Generation X / Generation Y / Loyalty Matters / Networking / Next Gen / Selling Skills



Just the sound of the word makes some people feel uneasy. Let’s change it, meeting new people, opportunities for new business, engaging in an inner circle. Call it what you will. Some people are natural conversationalists, others are not. There are the right and wrong ways to go about ‘networking’ and here are just a few simple ones to help you along your way.

1. Know what to say and when to say it:

If someone comes up to you to and introduces themselves to you and you reply with “Hi, nice to meet you, I’m xxx!” then in my books, sorry for the hard love, but that’s a fail. You need to come up with something that is of interest for the other person to hang around and talk some more and ultimately want to do business with you.

2. Keep it clean:

In our modern day, we’ve all become more casual about our language. In business it’s essential that you remain professional at all times. If you’re not with me, think about the next time you do business with someone, are they being professional to you or casual and dropping a few bombs here and there. I know where I’d want to spend my hard earned cash.

3. Leave the virtual world behind:

While you’re networking or at a function, keep your phone away and out of sight. Unless the host has requested a tweet, or you can QR Code scan someone’s details, keep your phone and friends away. This is business, this is the way to meet face to face and engage with people. Show them you’re interested in them and their business.

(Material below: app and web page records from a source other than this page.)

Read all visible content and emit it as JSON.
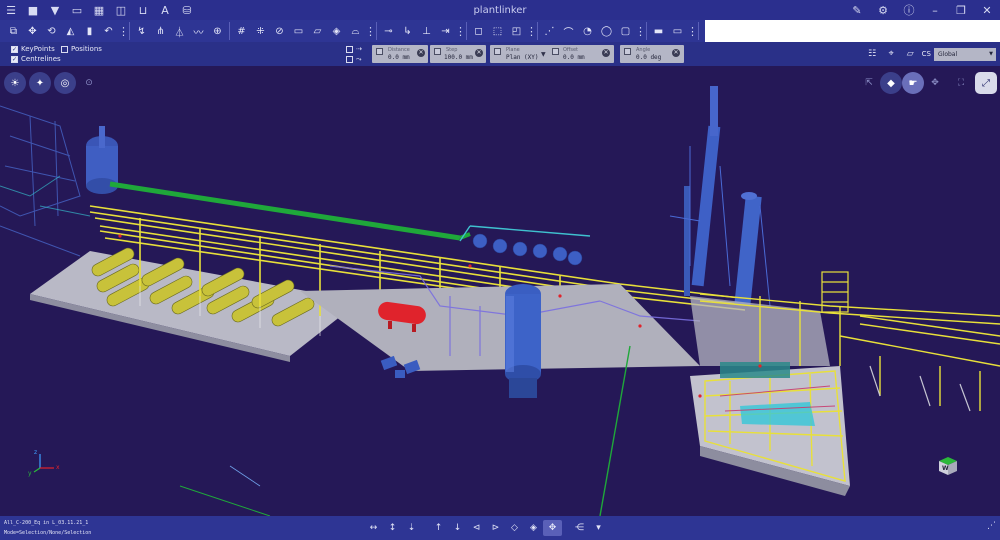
{
  "app": {
    "title": "plantlinker"
  },
  "titlebar": {
    "left_icons": [
      "menu-icon",
      "save-icon",
      "filter-icon",
      "folder-icon",
      "grid-icon",
      "layers-icon",
      "bucket-icon",
      "text-icon",
      "database-icon"
    ],
    "right_icons": [
      "edit-icon",
      "settings-icon",
      "info-icon",
      "minimize-icon",
      "restore-icon",
      "close-icon"
    ]
  },
  "toolbar": {
    "groups": [
      [
        "copy-icon",
        "move-icon",
        "rotate-icon",
        "mirror-icon",
        "delete-icon",
        "undo-icon"
      ],
      [
        "route-icon",
        "branch-icon",
        "tree-icon",
        "line-icon",
        "target-icon"
      ],
      [
        "grid-snap-icon",
        "node-icon",
        "slash-icon",
        "rect-icon",
        "surface-icon",
        "cube-icon",
        "arc-icon"
      ],
      [
        "pipe-icon",
        "bend-icon",
        "tee-icon",
        "connect-icon"
      ],
      [
        "box-icon",
        "box-open-icon",
        "box-layer-icon"
      ],
      [
        "dotline-icon",
        "curve-icon",
        "circle-arrow-icon",
        "circle-icon",
        "shape-icon"
      ],
      [
        "rail-icon",
        "rail-alt-icon"
      ]
    ]
  },
  "options": {
    "checkboxes": [
      {
        "label": "KeyPoints",
        "checked": true
      },
      {
        "label": "Positions",
        "checked": false
      },
      {
        "label": "Centrelines",
        "checked": true
      }
    ],
    "controls": [
      {
        "label": "Distance",
        "value": "0.0 mm"
      },
      {
        "label": "Step",
        "value": "100.0 mm"
      },
      {
        "label": "Plane",
        "value": "Plan (XY)"
      },
      {
        "label": "Offset",
        "value": "0.0 mm"
      },
      {
        "label": "Angle",
        "value": "0.0 deg"
      }
    ],
    "cs_label": "CS",
    "cs_value": "Global"
  },
  "viewport": {
    "left_buttons": [
      "light-icon",
      "bulb-icon",
      "eye-off-icon",
      "dot-icon"
    ],
    "right_buttons": [
      "cursor-icon",
      "crosshair-icon",
      "pointer-icon",
      "hand-icon",
      "fit-icon",
      "expand-icon"
    ],
    "axes": {
      "x": "x",
      "y": "y",
      "z": "z"
    },
    "cube_label": "W"
  },
  "status": {
    "line1": "All_C-200_Eq in L_03.11.21_1",
    "line2": "Mode=Selection/None/Selection",
    "nav_icons": [
      "pan-left-icon",
      "pan-up-icon",
      "pan-down-icon",
      "arrow-up-icon",
      "arrow-down-icon",
      "orbit-left-icon",
      "orbit-right-icon",
      "orbit-up-icon",
      "orbit-down-icon",
      "orbit-all-icon",
      "share-icon",
      "dropdown-icon"
    ]
  },
  "colors": {
    "titlebar": "#2b2f8e",
    "toolbar": "#2e3594",
    "viewport": "#251857",
    "pipe_yellow": "#e8e03a",
    "pipe_green": "#1fa83a",
    "vessel_blue": "#3b63c8",
    "vessel_red": "#e0232c",
    "floor_grey": "#b8b8c4"
  }
}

4. Introduce others:

If you’re in a group and someone comes up to you to join in, introduce those in your group to the newcomer, even if you forget the names, it’s ok to ask for help, people are quite forgiving at these events. To everyone in that ‘inner-circle’ you’re the guru of the group, because champions lead.

5. Never leave home without your Business Cards:

This is Networking101 isn’t it, but you’d be surprised how many people don’t bring them. I’m a little sneaky, I have 2 lots of Business Cards that I take along, one generic card that gives my Name, Title, Company, Website, and Toll Free number, then the other one also offers my mobile number, Skype, email address. The later go out to those that I really wish to do business with.

6. Follow up:

Ensure you follow up when you say you will! If you have to, write yourself a few notes after you’ve met someone. I’d prefer you don’t write on someone’s business card, unless they have specifically said to. Take a small stylish notebook and keep some ideas or notes for later on.

6½. Send a written note:

If you know me by now, a hand written note is the pièce de résistance. I can’t stress enough what impact this has on you as a person and business colleague. Think of the last time you received a hand-written note of thanks or follow up from someone. I bet some people haven’t ever got one. Then, imagine if you will, what it would be like to get one?

If all of this has got you thinking, maybe there’s more that I can help you with. See what we can do to help you, click here. You could also join us for our live Etiquette Hour (a weekly discussion in Twitter on Business Etiquette) for @etiqhour 8pm Eastern Australian Time Mondays.